[Work order]: Among the entries, find each line that includes the string "JSON" and list it.
Records for this exercise Start Marker
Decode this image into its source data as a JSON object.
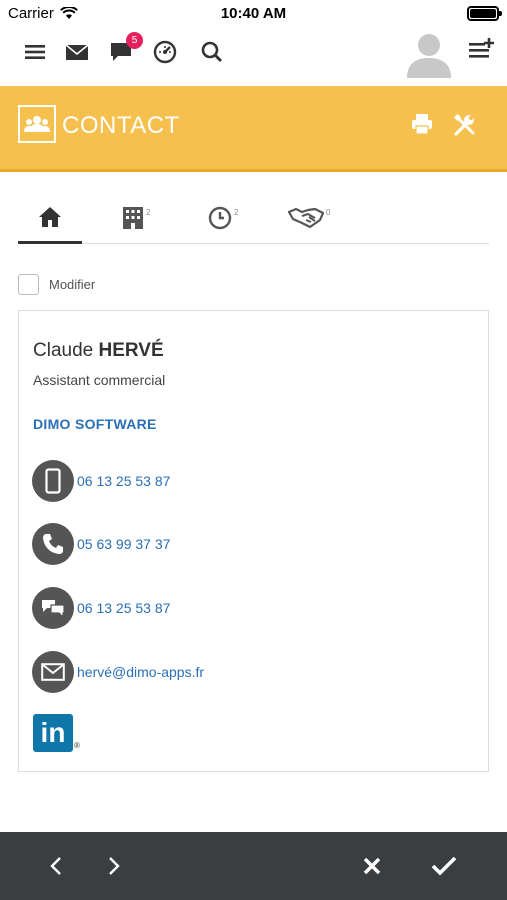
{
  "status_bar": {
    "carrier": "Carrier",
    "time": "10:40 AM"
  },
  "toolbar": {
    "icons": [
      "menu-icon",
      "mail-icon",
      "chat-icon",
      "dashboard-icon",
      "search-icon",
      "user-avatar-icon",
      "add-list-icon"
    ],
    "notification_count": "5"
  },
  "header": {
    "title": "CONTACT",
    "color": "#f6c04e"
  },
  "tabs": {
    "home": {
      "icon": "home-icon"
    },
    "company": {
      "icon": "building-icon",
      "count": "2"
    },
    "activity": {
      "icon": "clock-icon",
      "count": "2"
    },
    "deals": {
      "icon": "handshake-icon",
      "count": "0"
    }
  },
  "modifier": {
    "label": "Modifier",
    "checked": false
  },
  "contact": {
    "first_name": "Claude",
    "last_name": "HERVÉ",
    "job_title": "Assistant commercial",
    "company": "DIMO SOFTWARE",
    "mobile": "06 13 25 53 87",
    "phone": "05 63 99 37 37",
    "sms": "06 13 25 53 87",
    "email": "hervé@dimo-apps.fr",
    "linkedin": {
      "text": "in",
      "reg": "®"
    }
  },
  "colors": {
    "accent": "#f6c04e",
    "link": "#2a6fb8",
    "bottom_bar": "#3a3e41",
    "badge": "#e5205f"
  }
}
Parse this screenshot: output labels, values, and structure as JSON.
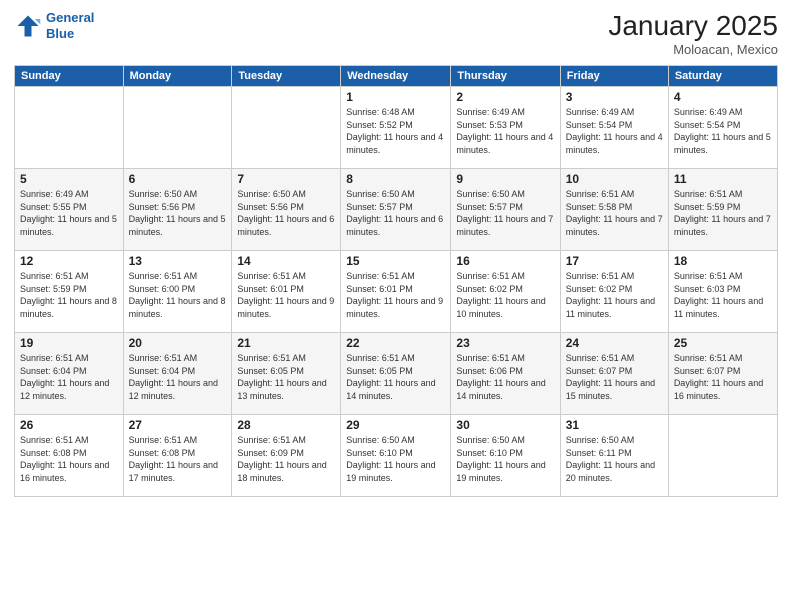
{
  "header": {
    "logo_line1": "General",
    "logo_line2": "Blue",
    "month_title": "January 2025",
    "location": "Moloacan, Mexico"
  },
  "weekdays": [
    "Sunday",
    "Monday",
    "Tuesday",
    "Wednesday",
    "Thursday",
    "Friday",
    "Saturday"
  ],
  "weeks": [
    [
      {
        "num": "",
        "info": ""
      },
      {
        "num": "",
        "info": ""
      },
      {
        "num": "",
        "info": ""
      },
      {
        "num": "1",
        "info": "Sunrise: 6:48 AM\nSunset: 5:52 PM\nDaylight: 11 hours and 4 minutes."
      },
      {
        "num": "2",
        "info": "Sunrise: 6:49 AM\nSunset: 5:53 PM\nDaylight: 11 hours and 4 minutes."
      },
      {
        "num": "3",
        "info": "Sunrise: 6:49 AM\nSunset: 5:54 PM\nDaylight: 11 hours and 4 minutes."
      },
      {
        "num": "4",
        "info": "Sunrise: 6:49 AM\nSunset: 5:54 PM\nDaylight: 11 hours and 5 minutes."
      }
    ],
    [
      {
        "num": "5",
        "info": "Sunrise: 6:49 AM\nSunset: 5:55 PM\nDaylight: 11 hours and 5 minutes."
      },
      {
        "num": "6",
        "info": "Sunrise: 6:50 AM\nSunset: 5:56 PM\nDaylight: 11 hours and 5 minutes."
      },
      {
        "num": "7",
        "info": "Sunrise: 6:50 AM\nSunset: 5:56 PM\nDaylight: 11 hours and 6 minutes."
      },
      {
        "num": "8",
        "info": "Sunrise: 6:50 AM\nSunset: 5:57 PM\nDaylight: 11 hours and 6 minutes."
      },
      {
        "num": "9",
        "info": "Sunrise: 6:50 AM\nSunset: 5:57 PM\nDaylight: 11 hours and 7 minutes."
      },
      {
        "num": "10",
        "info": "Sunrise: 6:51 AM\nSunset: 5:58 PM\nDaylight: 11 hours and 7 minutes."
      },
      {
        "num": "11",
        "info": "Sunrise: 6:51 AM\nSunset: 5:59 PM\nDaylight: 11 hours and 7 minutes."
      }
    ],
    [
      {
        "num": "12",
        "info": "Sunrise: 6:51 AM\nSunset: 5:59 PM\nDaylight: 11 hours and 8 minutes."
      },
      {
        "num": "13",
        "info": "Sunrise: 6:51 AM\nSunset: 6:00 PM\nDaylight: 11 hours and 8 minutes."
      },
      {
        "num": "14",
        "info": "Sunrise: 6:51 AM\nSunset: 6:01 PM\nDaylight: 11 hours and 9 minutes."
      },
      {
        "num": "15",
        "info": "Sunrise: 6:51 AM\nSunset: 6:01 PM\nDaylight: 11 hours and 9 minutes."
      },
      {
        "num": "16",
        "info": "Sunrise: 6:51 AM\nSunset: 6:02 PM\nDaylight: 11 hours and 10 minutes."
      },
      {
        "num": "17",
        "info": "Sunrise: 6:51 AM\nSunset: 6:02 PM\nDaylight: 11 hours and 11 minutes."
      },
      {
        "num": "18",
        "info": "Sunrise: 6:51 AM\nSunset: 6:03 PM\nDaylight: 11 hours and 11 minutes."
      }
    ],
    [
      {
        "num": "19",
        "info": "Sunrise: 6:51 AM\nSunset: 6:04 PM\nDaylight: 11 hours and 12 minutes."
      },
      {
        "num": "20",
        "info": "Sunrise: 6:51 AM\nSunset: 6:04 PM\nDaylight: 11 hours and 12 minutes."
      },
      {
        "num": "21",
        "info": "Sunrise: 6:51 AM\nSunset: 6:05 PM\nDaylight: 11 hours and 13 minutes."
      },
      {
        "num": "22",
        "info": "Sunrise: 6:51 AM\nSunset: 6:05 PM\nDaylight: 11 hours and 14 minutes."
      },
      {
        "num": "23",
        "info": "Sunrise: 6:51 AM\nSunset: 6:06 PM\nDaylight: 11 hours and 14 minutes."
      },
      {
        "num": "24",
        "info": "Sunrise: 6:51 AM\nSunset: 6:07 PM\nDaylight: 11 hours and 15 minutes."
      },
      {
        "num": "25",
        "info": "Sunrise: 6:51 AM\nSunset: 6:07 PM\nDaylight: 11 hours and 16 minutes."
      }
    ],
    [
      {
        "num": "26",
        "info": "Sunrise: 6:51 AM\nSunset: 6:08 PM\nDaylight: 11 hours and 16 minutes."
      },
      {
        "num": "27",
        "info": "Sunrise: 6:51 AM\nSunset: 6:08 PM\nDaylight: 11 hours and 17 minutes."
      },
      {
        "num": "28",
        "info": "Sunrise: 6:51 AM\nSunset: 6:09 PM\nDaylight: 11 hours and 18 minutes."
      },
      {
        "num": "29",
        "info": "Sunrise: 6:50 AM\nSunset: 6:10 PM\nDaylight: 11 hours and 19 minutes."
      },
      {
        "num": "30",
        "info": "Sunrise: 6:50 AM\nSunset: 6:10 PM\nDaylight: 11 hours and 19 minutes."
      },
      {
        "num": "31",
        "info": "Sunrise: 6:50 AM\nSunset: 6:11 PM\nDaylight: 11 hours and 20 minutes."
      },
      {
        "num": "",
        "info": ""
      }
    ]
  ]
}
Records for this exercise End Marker
[Result of the exercise]:
Decode this image into its source data as a JSON object.
Parse this screenshot: output labels, values, and structure as JSON.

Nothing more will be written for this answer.